Of the many and varied challenging behaviors someone with Alzheimer’s may experience and display, perhaps the most heartbreaking is uncontrollable screaming and/or crying. Seeing a person you love in an inconsolable state of mind, and being completely unsure how to help or to understand what’s causing these extreme emotions of Alzheimer’s, is both painful and frustrating. How can you help a loved one with dementia feel calmer?
To begin with, realize that crying and yelling in dementia can occur as the result of:
Delusions, delirium, or hallucinations
An uncomfortable environment
Or a number of other factors
For the short-term, try these strategies to help:
Stay calm yourself, speaking to the senior in a soft, soothing tone of voice.
Try to uncover what’s causing the outburst. Maintaining a … Read More »
Help for When You Can’t Live Up to Your Aging Parents’ Expectations
In an ideal world, we could manage to perfectly compartmentalize our caregiving duties, staying with a routine that met your aging parents’ expectations, while allowing enough time to take care of our assortment of other responsibilities. But needless to say, life doesn’t follow our desired script, and conflicting needs are frequent when caring for an aging parent. Many older adults resist the need for help, while others may come to depend too heavily on an adult child, leading to unfulfilled expectations and ultimately disappointment for both parties.
Hired Hands Homecare’s aging care professionals provide the following tips to help clarify expectations and communicate successfully:
Focus on empathy. As opposed to pulling away from an older loved one whose expectations seem unrealistic, stop and empathize. Think … Read More »
Make Sure You Have These Legal Documents for Aging Parents in Place
If there’s one thing we learned from the COVID pandemic, it’s to be ready for anything. Although it’s human nature to want to procrastinate, particularly as it relates to the unpleasant topic of future planning and putting together all of the necessary legal documents for aging parents, now is the best time to take stock of your loved ones’ final wishes and make sure all of the i’s are dotted and t’s are crossed, before the need arises.
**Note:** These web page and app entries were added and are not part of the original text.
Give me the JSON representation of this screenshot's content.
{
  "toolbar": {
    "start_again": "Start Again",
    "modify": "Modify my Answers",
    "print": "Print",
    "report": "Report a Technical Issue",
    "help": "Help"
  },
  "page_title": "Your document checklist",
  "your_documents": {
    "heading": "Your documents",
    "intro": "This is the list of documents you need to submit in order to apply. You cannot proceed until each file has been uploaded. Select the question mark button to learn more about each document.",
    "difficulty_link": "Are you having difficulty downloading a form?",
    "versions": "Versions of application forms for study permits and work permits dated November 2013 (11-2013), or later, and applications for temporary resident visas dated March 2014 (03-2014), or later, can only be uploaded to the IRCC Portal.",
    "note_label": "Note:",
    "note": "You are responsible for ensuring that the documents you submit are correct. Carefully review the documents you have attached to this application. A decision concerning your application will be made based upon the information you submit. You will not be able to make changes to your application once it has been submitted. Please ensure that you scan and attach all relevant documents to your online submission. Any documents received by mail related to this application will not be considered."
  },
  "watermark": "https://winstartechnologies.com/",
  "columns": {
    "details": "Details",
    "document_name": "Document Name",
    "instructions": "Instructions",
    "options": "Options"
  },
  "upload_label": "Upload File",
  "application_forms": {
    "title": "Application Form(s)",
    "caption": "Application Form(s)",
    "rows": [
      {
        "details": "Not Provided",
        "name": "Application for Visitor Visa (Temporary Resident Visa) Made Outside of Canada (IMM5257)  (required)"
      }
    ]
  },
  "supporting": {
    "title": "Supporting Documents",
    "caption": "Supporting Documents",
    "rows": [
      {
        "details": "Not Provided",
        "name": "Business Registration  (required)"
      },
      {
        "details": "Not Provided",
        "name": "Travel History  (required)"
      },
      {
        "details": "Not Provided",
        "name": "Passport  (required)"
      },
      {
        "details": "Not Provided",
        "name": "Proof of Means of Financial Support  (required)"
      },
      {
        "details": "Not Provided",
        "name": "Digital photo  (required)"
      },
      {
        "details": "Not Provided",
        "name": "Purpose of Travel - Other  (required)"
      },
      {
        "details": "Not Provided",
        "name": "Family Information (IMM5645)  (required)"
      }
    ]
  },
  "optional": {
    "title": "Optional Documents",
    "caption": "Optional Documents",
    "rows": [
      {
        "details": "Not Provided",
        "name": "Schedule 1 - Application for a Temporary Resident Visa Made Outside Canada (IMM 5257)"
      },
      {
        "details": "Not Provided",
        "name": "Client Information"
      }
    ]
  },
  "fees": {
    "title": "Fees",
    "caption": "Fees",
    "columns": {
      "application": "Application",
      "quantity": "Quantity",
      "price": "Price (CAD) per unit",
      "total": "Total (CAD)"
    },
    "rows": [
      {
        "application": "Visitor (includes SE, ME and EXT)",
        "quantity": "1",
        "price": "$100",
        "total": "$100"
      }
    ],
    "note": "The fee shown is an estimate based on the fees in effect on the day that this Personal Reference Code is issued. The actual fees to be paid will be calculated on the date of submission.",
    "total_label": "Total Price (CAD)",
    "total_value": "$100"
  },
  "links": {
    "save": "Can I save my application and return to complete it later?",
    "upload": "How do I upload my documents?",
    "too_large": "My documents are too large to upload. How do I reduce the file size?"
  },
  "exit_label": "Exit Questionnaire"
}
Surprisingly, a number of older adults actually do begin the process of completing a will, trust, durable power of attorney, advance healthcare directive, etc., but for a variety of reasons, they never finalize these important documents. Attorney Carolyn Rosenblatt, author of … Read More »